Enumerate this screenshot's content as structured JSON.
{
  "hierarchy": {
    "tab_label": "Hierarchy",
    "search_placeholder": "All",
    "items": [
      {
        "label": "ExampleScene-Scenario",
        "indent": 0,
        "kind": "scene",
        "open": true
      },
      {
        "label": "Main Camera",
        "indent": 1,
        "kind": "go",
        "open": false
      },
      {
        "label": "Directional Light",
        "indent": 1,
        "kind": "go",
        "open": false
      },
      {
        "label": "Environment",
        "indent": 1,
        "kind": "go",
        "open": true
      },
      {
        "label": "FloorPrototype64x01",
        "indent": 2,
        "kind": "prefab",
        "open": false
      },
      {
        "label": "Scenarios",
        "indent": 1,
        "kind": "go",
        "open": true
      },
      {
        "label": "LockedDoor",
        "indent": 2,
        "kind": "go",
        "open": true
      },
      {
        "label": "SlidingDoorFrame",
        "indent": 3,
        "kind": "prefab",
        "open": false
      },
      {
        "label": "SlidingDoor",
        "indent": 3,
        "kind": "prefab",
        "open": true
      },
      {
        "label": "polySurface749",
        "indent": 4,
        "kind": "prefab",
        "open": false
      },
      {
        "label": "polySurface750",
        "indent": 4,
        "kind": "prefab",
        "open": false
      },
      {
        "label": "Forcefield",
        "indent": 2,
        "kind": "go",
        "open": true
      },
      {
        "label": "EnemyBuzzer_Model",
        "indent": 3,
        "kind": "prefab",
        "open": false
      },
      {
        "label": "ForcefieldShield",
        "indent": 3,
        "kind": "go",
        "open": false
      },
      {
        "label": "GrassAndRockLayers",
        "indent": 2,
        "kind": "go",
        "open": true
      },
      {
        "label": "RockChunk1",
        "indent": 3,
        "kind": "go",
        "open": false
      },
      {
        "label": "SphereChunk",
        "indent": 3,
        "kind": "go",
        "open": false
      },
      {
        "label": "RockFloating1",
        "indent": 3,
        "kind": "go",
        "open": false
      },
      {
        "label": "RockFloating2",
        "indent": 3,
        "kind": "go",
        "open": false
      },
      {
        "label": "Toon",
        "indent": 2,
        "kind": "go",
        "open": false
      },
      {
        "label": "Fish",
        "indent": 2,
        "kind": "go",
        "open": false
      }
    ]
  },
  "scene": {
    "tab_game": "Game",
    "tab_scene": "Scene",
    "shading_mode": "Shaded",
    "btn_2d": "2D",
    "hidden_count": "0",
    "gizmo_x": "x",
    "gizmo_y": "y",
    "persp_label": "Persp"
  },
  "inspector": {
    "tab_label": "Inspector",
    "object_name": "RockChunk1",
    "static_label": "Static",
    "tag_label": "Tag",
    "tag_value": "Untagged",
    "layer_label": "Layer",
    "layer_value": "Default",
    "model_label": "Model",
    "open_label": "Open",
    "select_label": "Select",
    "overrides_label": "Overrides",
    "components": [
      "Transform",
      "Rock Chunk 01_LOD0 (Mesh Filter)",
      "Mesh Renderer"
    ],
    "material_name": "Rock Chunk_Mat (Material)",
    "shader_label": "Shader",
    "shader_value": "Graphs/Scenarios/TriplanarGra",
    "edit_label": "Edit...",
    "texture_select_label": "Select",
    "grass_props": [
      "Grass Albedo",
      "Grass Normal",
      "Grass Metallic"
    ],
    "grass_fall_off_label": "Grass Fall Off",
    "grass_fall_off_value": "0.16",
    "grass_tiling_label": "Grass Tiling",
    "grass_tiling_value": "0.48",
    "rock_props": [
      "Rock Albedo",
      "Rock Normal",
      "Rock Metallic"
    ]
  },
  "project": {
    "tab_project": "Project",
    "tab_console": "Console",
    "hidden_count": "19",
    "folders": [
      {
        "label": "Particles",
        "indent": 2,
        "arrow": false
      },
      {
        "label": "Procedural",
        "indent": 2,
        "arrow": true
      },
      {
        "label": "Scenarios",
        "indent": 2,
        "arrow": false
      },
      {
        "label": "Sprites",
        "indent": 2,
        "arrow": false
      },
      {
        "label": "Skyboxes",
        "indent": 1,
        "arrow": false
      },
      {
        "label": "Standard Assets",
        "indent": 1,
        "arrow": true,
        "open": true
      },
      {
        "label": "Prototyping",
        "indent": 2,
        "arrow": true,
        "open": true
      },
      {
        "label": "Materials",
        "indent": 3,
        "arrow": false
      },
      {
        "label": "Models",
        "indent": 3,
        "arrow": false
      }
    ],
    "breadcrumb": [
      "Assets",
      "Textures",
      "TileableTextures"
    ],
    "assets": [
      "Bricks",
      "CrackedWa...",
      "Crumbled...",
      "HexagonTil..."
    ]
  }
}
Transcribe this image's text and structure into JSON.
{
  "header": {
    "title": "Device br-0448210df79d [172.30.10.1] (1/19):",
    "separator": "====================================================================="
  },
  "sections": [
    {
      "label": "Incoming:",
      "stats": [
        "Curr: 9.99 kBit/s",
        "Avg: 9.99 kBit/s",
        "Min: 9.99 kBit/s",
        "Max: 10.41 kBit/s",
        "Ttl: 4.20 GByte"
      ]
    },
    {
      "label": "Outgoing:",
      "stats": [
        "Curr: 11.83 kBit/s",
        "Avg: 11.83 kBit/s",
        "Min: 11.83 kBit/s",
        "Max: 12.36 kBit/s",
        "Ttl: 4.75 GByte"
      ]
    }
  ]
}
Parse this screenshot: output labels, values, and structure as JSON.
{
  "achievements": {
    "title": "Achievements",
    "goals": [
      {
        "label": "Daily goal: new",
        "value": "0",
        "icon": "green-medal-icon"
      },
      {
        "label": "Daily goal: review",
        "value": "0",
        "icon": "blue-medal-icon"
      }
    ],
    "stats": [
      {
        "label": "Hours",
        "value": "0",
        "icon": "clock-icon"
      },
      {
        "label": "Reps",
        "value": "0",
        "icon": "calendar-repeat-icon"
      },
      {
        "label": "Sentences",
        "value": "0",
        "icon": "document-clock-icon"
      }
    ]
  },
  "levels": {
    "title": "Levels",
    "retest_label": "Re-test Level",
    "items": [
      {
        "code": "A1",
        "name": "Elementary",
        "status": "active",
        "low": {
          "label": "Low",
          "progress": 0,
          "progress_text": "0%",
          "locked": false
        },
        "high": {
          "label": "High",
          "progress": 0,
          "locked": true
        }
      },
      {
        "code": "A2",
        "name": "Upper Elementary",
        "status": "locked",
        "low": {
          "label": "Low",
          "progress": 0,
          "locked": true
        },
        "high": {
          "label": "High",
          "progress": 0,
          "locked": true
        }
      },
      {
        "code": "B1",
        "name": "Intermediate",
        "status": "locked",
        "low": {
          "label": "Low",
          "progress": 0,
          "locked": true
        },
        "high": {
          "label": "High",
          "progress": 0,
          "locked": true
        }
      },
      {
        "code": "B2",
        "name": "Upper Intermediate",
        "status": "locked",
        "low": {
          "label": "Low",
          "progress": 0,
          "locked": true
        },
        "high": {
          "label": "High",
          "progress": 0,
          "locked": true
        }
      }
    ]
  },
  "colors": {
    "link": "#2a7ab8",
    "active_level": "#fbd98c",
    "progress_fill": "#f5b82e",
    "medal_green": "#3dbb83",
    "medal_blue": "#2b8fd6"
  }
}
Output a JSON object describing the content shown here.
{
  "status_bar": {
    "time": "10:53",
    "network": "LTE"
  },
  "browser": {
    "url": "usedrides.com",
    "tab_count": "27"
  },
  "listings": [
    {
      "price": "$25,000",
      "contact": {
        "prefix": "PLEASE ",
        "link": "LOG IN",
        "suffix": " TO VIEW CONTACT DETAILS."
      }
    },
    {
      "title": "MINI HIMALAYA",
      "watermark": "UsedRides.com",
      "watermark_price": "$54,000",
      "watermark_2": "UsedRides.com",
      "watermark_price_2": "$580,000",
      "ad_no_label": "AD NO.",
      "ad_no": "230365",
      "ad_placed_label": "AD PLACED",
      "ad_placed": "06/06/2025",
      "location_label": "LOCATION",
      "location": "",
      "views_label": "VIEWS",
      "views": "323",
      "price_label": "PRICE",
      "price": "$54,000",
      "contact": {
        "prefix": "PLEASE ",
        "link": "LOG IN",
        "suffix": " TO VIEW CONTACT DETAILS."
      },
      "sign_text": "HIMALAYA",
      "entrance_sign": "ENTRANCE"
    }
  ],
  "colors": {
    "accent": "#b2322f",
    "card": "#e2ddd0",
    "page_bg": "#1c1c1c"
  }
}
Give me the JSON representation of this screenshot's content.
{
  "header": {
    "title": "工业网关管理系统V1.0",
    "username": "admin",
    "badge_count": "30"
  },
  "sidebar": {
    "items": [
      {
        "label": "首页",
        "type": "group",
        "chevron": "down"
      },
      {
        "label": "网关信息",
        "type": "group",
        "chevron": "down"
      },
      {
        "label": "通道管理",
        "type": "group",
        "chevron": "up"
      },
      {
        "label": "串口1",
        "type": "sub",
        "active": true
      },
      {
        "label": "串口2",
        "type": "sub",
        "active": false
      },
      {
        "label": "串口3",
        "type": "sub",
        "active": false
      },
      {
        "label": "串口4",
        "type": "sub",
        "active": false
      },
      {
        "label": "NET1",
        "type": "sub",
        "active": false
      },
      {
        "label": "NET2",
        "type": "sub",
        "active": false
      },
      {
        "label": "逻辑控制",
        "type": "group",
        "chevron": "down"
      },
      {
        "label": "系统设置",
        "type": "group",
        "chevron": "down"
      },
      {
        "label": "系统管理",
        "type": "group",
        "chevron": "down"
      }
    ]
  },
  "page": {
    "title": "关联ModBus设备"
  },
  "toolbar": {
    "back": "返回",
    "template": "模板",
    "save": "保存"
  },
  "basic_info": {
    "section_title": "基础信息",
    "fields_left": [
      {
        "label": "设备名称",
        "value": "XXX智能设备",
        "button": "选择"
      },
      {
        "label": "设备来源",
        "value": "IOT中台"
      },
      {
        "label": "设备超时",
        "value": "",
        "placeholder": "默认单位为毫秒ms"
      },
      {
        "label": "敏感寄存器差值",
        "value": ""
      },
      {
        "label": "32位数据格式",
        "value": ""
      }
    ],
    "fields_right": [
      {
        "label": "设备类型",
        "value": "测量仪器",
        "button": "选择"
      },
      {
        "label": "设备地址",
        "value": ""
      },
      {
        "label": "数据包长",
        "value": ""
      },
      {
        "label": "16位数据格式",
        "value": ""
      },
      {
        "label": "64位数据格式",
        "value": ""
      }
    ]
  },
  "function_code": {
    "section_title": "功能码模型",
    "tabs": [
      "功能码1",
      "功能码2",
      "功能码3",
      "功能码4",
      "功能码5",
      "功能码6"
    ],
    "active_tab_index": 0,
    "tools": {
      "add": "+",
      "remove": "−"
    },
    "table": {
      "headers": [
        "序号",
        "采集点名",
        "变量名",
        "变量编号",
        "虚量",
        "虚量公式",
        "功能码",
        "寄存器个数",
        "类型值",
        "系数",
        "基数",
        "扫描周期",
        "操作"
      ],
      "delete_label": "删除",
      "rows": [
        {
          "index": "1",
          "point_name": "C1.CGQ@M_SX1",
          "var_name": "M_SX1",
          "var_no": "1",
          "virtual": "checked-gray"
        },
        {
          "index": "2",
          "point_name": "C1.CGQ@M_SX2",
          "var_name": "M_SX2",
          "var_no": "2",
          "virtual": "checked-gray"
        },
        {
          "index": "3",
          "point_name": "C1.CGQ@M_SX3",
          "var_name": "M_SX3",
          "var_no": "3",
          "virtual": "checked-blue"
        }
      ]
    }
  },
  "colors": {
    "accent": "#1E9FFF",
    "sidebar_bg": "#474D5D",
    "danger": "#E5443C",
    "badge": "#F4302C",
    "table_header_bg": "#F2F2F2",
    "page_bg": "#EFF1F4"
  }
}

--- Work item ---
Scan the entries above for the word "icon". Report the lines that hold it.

--- Response for this exercise ---
        "icon": "green-medal-icon"
        "icon": "blue-medal-icon"
        "icon": "clock-icon"
        "icon": "calendar-repeat-icon"
        "icon": "document-clock-icon"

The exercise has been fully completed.